• These experts can prove their influence through their place of employment, professional society membership(s), or other bona fides which establish them as passionate category influencers that people turn to for advice on what to buy.

Category influencers

These are subject matter experts. And 75% of people in their extended social circles will make a purchase after talking to them—and spend 50% more when doing so.

• Category influencers may not work in the field, but they have an unshakable passion for a particular topic or brand, as well as the time and money investment to back it up.

• Moreover, these are people who have hungered for years to be recognized by brands for their informal advocacy, and would love a chance to engage directly with them in a meaningful way. Brands can welcome them into their inner circles on a gradual basis and let them unlock new materials and incentives as they demonstrate their value.

Get those influencers talking and earn more sales

As it turns out, you want them literally talking. The WOMMA study found that offline word-of-mouth produces twice as much measurable business impact as online discussions.

Credible, authoritative resources are exactly what brands need to help crystallize a purchase decision in an age of information overload. A survey published by Aberdeen in CEM Executive’s Agenda 2015: Leading the Customer Journey to Success revealed that most companies are challenged by the fact that customers have access to a great deal of information on competitive products and services.

In fact, this was the top customer experience challenge cited in both 2014 and 2015. Customers are already taking in a wide range of opinions, reviews, and advice. Make sure your advocates are equipped with the best possible resources to answer their questions.

Restoring the balance

A solid social media program is still a key marketing asset. But what is the value of these social investments, really? It’s already hard enough to know the ROI of all your marketing efforts—does trying to come up with a successful strategy for every new-fangled thing really help your bottom line? How do you know when it’s time to go all in?

Simply put, social media is not the only part of a great brand advocacy plan. Social media is big and growing, but it is still dwarfed by the analog world in which people live and interact. The most effective social brands put the consumers, real people, at the center of their planning, their strategies, and their execution. And certainly, knowledgeable conversations, engaged customers, and real, measurable influence are more valuable than any fleeting Snapchat image or just another Yo.

This approach is backed by the industry experts marketers turn to for advice on how to develop sound social strategies, including the CEO of Collaborative Gain, Phil Terry: “Too many brands chase the shiny object of innovation as opposed to the basic needs of their customers. Start with the customer experience, and work your way back to the technology.”

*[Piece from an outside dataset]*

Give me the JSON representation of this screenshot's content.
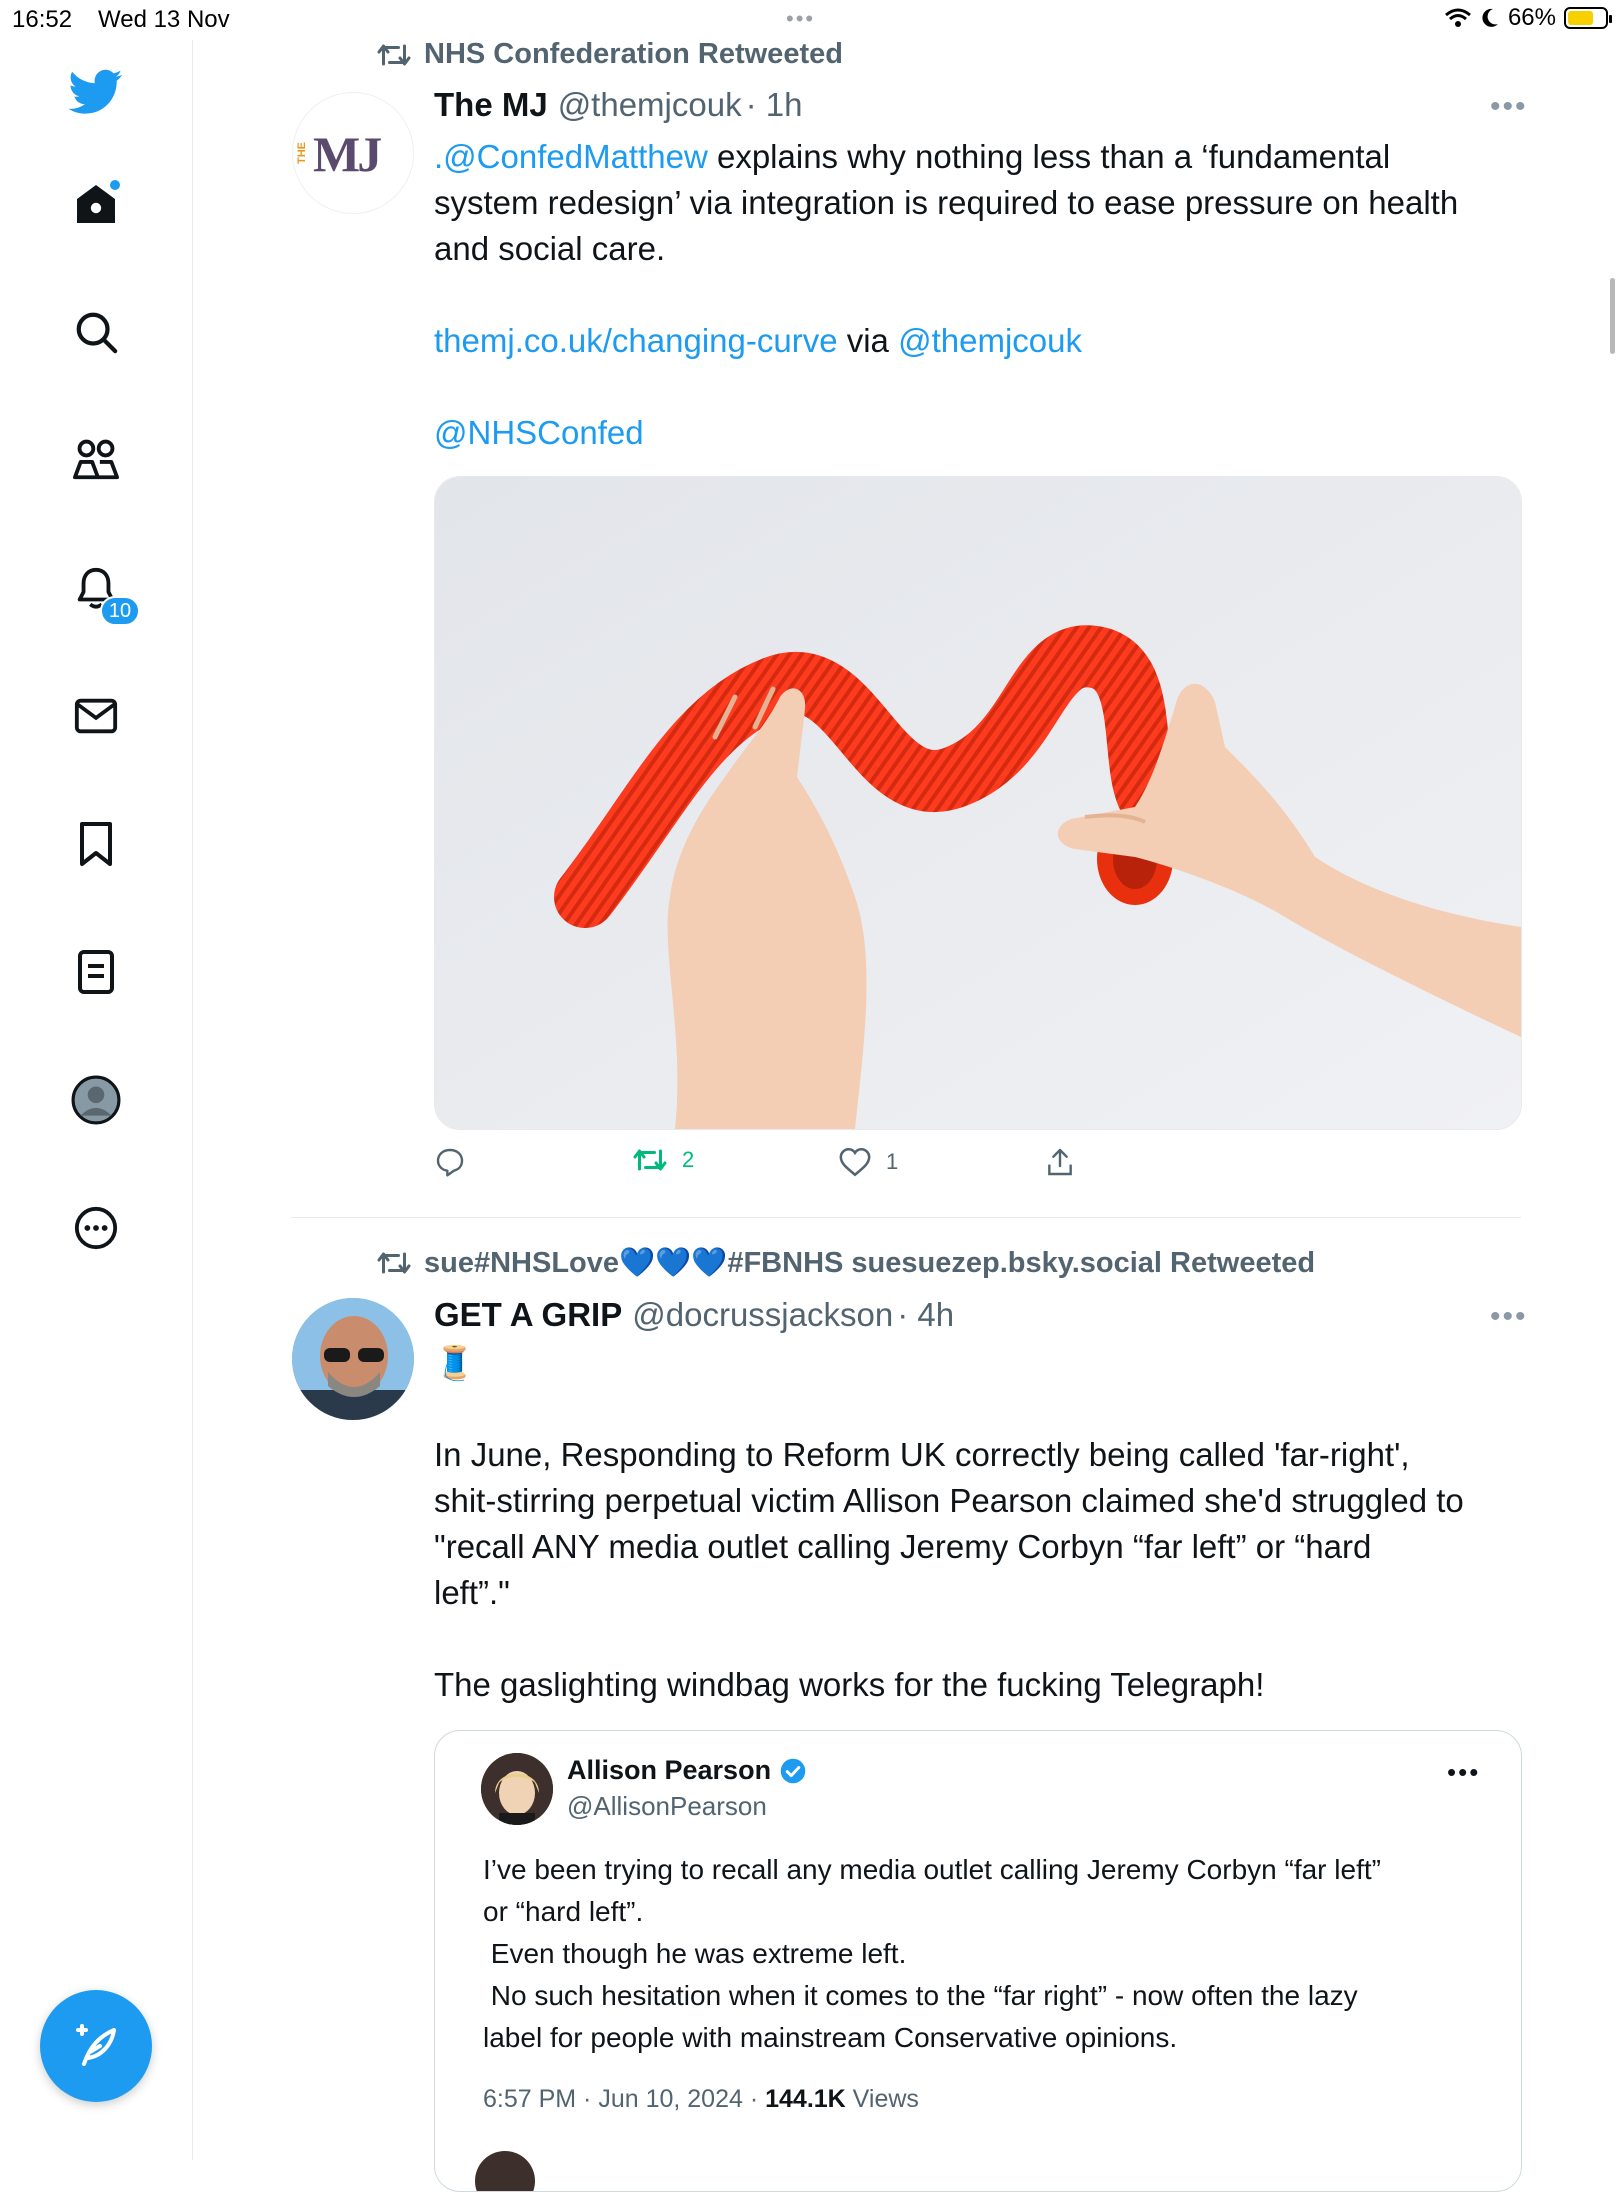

So take a step back. Start with the consumer. Evaluate each investment on its potential to connect you with experts who influence purchase decisions, amplify the impact of your existing marketing channels, and impact sales—wherever they happen to be.

The ExpertVoice effect: How to connect with your brand’s best advocates

When it comes to conversations about your brand, some opinions matter more than others. Your brand’s best advocates aren’t necessarily the most active social-media-ites, but the most influential experts and social consumers whose credible recommendations and WOM impact are both personal and measurable. The real impact of any social investment lies with experts—category influencers whose conversations can have a real, measurable impact on your bottom line. Finding new ways to connect and engage with those key influencers is key to maximizing their impact.

ExpertVoice helps brands connect with the experts who then connect with their customers, creating an impactful, measurable word of mouth-driven wave of influence that amplifies the impact of existing sales and marketing efforts in every channel. The result? In-person and social media connections will happen naturally, and your brand strategy will stay focused on the big picture.